### TASK DESCRIPTION:
An exact copy of every entry is needed here; the images stay out.

### RECORDS PROVIDED:
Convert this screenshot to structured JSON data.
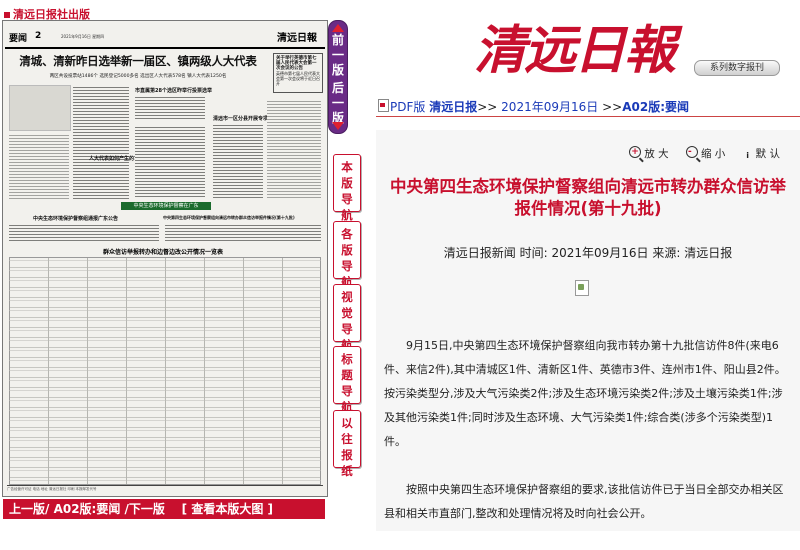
{
  "brand_bar": {
    "label": "清远日报社出版"
  },
  "newspaper_page": {
    "section": "要闻",
    "page_no": "2",
    "issue_date": "2021年9月16日 星期四",
    "masthead": "清远日報",
    "headline": "清城、清新昨日选举新一届区、镇两级人大代表",
    "subline": "两区共设投票站1486个 选民登记5000多名 选出区人大代表578名 镇人大代表1250名",
    "sidebox_title": "关于举行英德市第七届人民代表大会第一次会议的公告",
    "sidebox_body": "英德市第七届人民代表大会第一次会议将于近日召开",
    "mini_headings": [
      "市直属第28个选区昨举行投票选举",
      "人大代表如何产生的?",
      "清远市一区分县开展专项行动",
      "中央生态环境保护督察组通报广东公告",
      "中央第四生态环境保护督察组向清远市转办群众信访举报件情况(第十九批)"
    ],
    "banner": "中央生态环境保护督察在广东",
    "table_title": "群众信访举报转办和边督边改公开情况一览表",
    "footer": "广告经营许可证 电话 地址 清远日报社 印刷 本报邮发代号"
  },
  "bottom_nav": {
    "prev": "上一版/",
    "current": " A02版:要闻 ",
    "next": "/下一版",
    "view_large": "[ 查看本版大图 ]"
  },
  "pager": {
    "prev": "前一版",
    "next": "后一版"
  },
  "side_nav": [
    {
      "label": "本版导航"
    },
    {
      "label": "各版导航"
    },
    {
      "label": "视觉导航"
    },
    {
      "label": "标题导航"
    },
    {
      "label": "以往报纸"
    }
  ],
  "logo": {
    "text": "清远日報",
    "badge": "系列数字报刊"
  },
  "breadcrumb": {
    "pdf_label": "PDF版",
    "paper": "清远日报",
    "sep": ">>",
    "date": "2021年09月16日",
    "sep2": ">>",
    "page": "A02版:要闻"
  },
  "tools": {
    "zoom_in": "放 大",
    "zoom_out": "缩 小",
    "default": "默 认"
  },
  "article": {
    "title": "中央第四生态环境保护督察组向清远市转办群众信访举报件情况(第十九批)",
    "meta": "清远日报新闻 时间: 2021年09月16日 来源: 清远日报",
    "para1": "9月15日,中央第四生态环境保护督察组向我市转办第十九批信访件8件(来电6件、来信2件),其中清城区1件、清新区1件、英德市3件、连州市1件、阳山县2件。按污染类型分,涉及大气污染类2件;涉及生态环境污染类2件;涉及土壤污染类1件;涉及其他污染类1件;同时涉及生态环境、大气污染类1件;综合类(涉多个污染类型)1件。",
    "para2": "按照中央第四生态环境保护督察组的要求,该批信访件已于当日全部交办相关区县和相关市直部门,整改和处理情况将及时向社会公开。"
  },
  "colors": {
    "brand_red": "#c8102e",
    "pager_purple": "#6a2b86",
    "link_blue": "#1a3ab8"
  }
}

### ANSWER BELOW:
Convert this screenshot to structured JSON data.
{
  "brand_bar": {
    "label": "清远日报社出版"
  },
  "newspaper_page": {
    "section": "要闻",
    "page_no": "2",
    "issue_date": "2021年9月16日 星期四",
    "masthead": "清远日報",
    "headline": "清城、清新昨日选举新一届区、镇两级人大代表",
    "subline": "两区共设投票站1486个 选民登记5000多名 选出区人大代表578名 镇人大代表1250名",
    "sidebox_title": "关于举行英德市第七届人民代表大会第一次会议的公告",
    "sidebox_body": "英德市第七届人民代表大会第一次会议将于近日召开",
    "mini_headings": [
      "市直属第28个选区昨举行投票选举",
      "人大代表如何产生的?",
      "清远市一区分县开展专项行动",
      "中央生态环境保护督察组通报广东公告",
      "中央第四生态环境保护督察组向清远市转办群众信访举报件情况(第十九批)"
    ],
    "banner": "中央生态环境保护督察在广东",
    "table_title": "群众信访举报转办和边督边改公开情况一览表",
    "footer": "广告经营许可证 电话 地址 清远日报社 印刷 本报邮发代号"
  },
  "bottom_nav": {
    "prev": "上一版/",
    "current": " A02版:要闻 ",
    "next": "/下一版",
    "view_large": "[ 查看本版大图 ]"
  },
  "pager": {
    "prev": "前一版",
    "next": "后一版"
  },
  "side_nav": [
    {
      "label": "本版导航"
    },
    {
      "label": "各版导航"
    },
    {
      "label": "视觉导航"
    },
    {
      "label": "标题导航"
    },
    {
      "label": "以往报纸"
    }
  ],
  "logo": {
    "text": "清远日報",
    "badge": "系列数字报刊"
  },
  "breadcrumb": {
    "pdf_label": "PDF版",
    "paper": "清远日报",
    "sep": ">>",
    "date": "2021年09月16日",
    "sep2": ">>",
    "page": "A02版:要闻"
  },
  "tools": {
    "zoom_in": "放 大",
    "zoom_out": "缩 小",
    "default": "默 认"
  },
  "article": {
    "title": "中央第四生态环境保护督察组向清远市转办群众信访举报件情况(第十九批)",
    "meta": "清远日报新闻 时间: 2021年09月16日 来源: 清远日报",
    "para1": "9月15日,中央第四生态环境保护督察组向我市转办第十九批信访件8件(来电6件、来信2件),其中清城区1件、清新区1件、英德市3件、连州市1件、阳山县2件。按污染类型分,涉及大气污染类2件;涉及生态环境污染类2件;涉及土壤污染类1件;涉及其他污染类1件;同时涉及生态环境、大气污染类1件;综合类(涉多个污染类型)1件。",
    "para2": "按照中央第四生态环境保护督察组的要求,该批信访件已于当日全部交办相关区县和相关市直部门,整改和处理情况将及时向社会公开。"
  },
  "colors": {
    "brand_red": "#c8102e",
    "pager_purple": "#6a2b86",
    "link_blue": "#1a3ab8"
  }
}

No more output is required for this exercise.